Paul says that the Holy Spirit intercedes on our behalf. We don't know what to pray for, so He prays for us. The text says that he who searches our hearts knows the mind of the Spirit. I believe the word "he" in this instance refers to God the Father. The NIV states that "he who searches sour hearts Ö" Allow me to suggest that the Greek text doesn't actually say it that way. I believe the Greek text states that God does not search out hearts, but the heart of the Holy Spirit. God searches the heart and mind of the Holy Spirit because as the text states, the Holy Spirit knows the mind of God He knows the will of God and prayers on out half accordingly.
is how the New Living Bible puts this verse.
It's certainly not a word for word translation of the Greek text.
It's actually more of a commentary on the text, but, I believe what
it says is correct. "The
Holy Spirit helps us in our weakness.
For example, we don't know what God wants us to pray for.
But the Holy Spirit prays for us with groanings that cannot be
expressed in words.

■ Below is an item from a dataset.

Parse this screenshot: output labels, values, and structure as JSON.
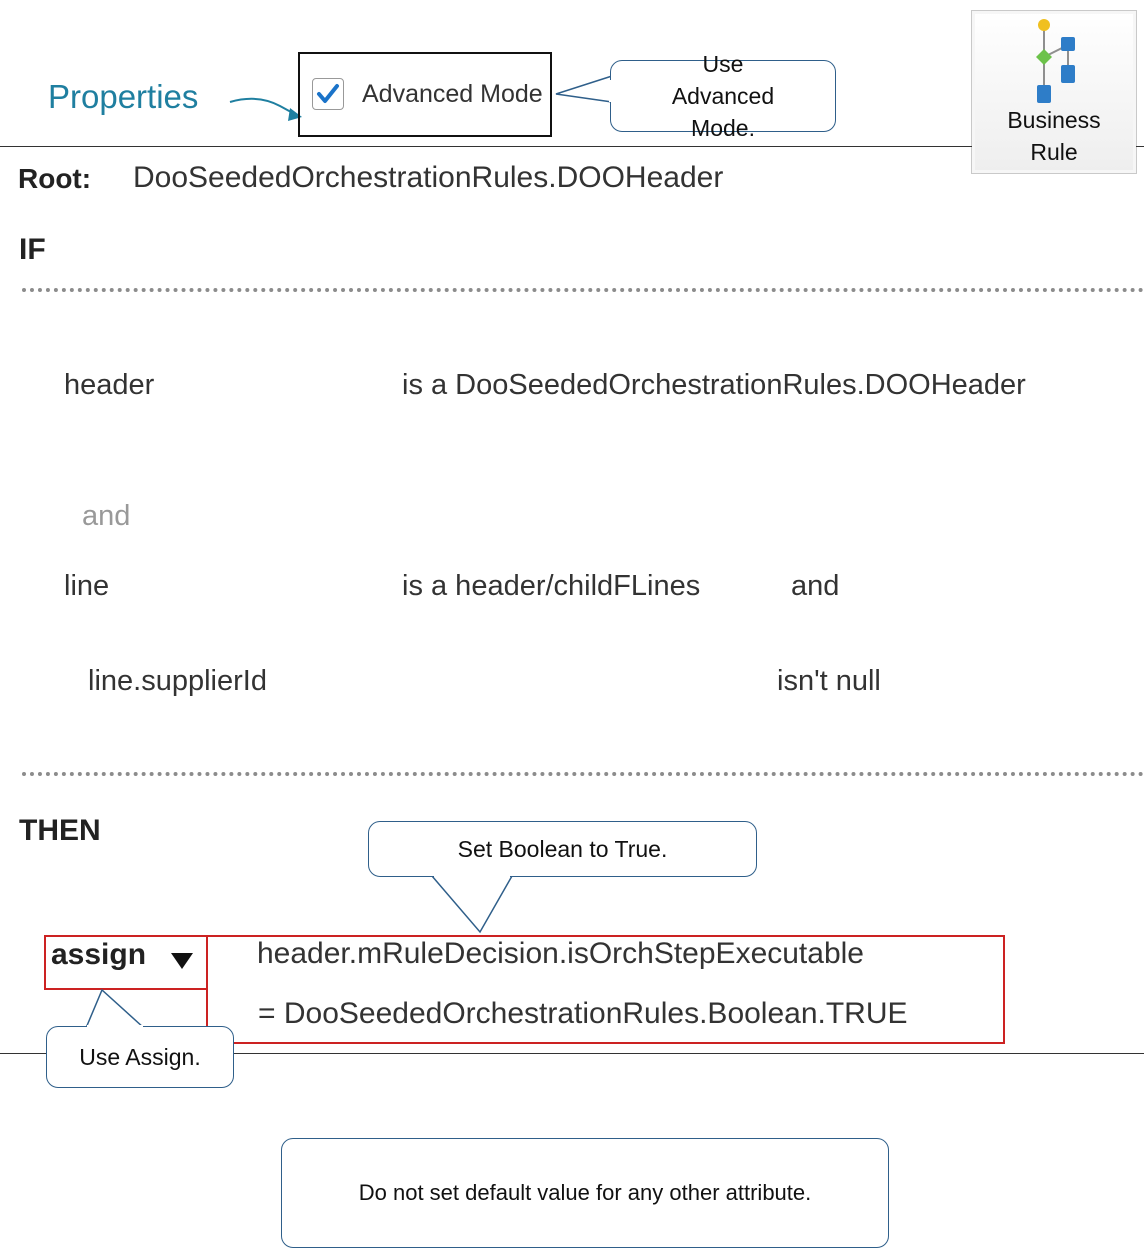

And the
Father who knows all hearts, knows what the Spirit is saying, for the
Spirit pleads for us believers in harmony with God's own will."
says that we don't know what to pray for.
Many people generalize these words and understand our lack of
clarity in prayer to be in various circumstances.
If you understand our lack of ability in prayer in context, it
appears to me that there is one specific thing that Paul might have had in
mind concerning that which we don't know what to pray for.
The context is this.
Paul is suffering.
He'd rather be in heaven with Jesus.
He's hoping for a blessed future.
He's caught between his present suffering that is clearly God's
will and the blessed hope of the future.
He doesn't know how to pray.
Should he pray that God gets him out of his present suffering?
Should he pray for death so he can be in heaven?
Should he keep hoping?
There might well be many hopes.
Since he doesn't know what to pray for in his particular state of
suffering, the Holy Spirit will pray to God on his behalf.
grew up in an Evangelical church where I often saw my parents' generation
groaning in prayer around an altar.
My generation of Evangelicals seems to have forsaken this.
I've heard some of my generation say that this groaning was just
put on. It
was their tradition, but I can't see that.
I don't think what I saw could be just made up.
I think it was real.
These people were groaning in prayer for specific reasons.
We would do well to seek Jesus about this matter for ourselves.